**Prompt:**
Throughout the entries below, report every line where "填土碾压" is found.

—————

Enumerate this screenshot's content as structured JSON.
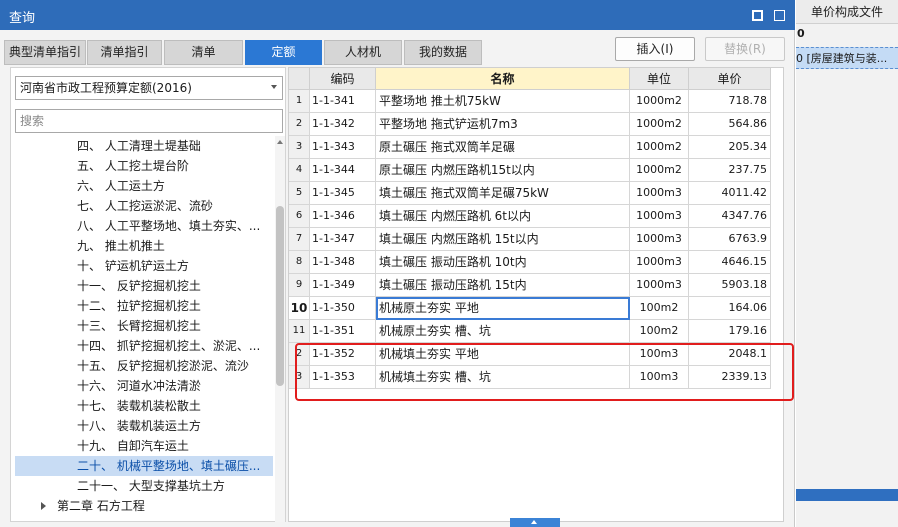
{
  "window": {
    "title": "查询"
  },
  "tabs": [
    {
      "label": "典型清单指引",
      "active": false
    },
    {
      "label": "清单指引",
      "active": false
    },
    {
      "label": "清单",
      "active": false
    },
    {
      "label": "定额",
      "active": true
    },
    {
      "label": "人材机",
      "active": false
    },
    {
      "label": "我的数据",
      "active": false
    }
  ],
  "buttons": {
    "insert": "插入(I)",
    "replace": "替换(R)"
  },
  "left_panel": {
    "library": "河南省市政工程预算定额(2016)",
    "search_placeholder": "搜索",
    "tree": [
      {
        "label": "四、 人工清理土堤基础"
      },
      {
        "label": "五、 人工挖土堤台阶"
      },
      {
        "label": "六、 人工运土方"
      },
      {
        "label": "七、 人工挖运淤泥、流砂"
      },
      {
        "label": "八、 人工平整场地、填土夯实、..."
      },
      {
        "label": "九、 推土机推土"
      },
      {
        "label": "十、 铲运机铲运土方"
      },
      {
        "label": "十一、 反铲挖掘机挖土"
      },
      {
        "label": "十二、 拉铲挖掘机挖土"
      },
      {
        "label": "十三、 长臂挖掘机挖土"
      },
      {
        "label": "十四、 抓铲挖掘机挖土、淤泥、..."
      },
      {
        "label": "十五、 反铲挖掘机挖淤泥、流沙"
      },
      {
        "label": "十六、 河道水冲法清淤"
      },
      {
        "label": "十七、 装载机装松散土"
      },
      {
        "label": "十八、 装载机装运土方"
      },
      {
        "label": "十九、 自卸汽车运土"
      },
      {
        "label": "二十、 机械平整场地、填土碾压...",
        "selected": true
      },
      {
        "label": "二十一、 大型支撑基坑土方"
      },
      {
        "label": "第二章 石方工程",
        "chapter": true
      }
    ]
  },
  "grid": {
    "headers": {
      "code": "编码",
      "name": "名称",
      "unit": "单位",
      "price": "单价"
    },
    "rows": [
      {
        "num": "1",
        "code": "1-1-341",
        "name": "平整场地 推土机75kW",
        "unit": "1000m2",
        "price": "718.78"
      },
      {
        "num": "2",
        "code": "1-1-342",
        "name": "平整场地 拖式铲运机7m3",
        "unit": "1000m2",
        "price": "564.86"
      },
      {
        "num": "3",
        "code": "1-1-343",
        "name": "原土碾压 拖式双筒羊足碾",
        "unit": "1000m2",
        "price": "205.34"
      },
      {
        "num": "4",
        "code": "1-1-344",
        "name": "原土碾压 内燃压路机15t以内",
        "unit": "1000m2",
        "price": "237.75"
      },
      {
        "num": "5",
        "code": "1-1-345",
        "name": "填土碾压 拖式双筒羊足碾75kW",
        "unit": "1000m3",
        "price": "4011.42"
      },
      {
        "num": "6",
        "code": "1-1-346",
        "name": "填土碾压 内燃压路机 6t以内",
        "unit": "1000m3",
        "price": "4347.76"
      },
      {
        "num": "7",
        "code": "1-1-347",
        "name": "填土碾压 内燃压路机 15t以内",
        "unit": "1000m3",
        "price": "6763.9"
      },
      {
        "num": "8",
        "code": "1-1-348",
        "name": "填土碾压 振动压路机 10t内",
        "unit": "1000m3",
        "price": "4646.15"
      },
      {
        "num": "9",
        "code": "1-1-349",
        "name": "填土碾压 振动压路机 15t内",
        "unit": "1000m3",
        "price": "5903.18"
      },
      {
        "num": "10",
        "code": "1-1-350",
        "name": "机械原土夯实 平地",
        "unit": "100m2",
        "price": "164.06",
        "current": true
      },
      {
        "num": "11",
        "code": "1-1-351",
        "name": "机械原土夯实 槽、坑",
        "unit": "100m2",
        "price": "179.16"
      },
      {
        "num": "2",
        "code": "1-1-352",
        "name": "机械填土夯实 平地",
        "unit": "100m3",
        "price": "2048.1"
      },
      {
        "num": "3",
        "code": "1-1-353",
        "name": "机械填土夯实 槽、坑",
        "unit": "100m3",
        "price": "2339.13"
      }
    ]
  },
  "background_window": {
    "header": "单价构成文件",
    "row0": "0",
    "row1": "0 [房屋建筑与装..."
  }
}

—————

**Solution to the problem:**
        "label": "二十、 机械平整场地、填土碾压...",
        "name": "填土碾压 拖式双筒羊足碾75kW",
        "name": "填土碾压 内燃压路机 6t以内",
        "name": "填土碾压 内燃压路机 15t以内",
        "name": "填土碾压 振动压路机 10t内",
        "name": "填土碾压 振动压路机 15t内",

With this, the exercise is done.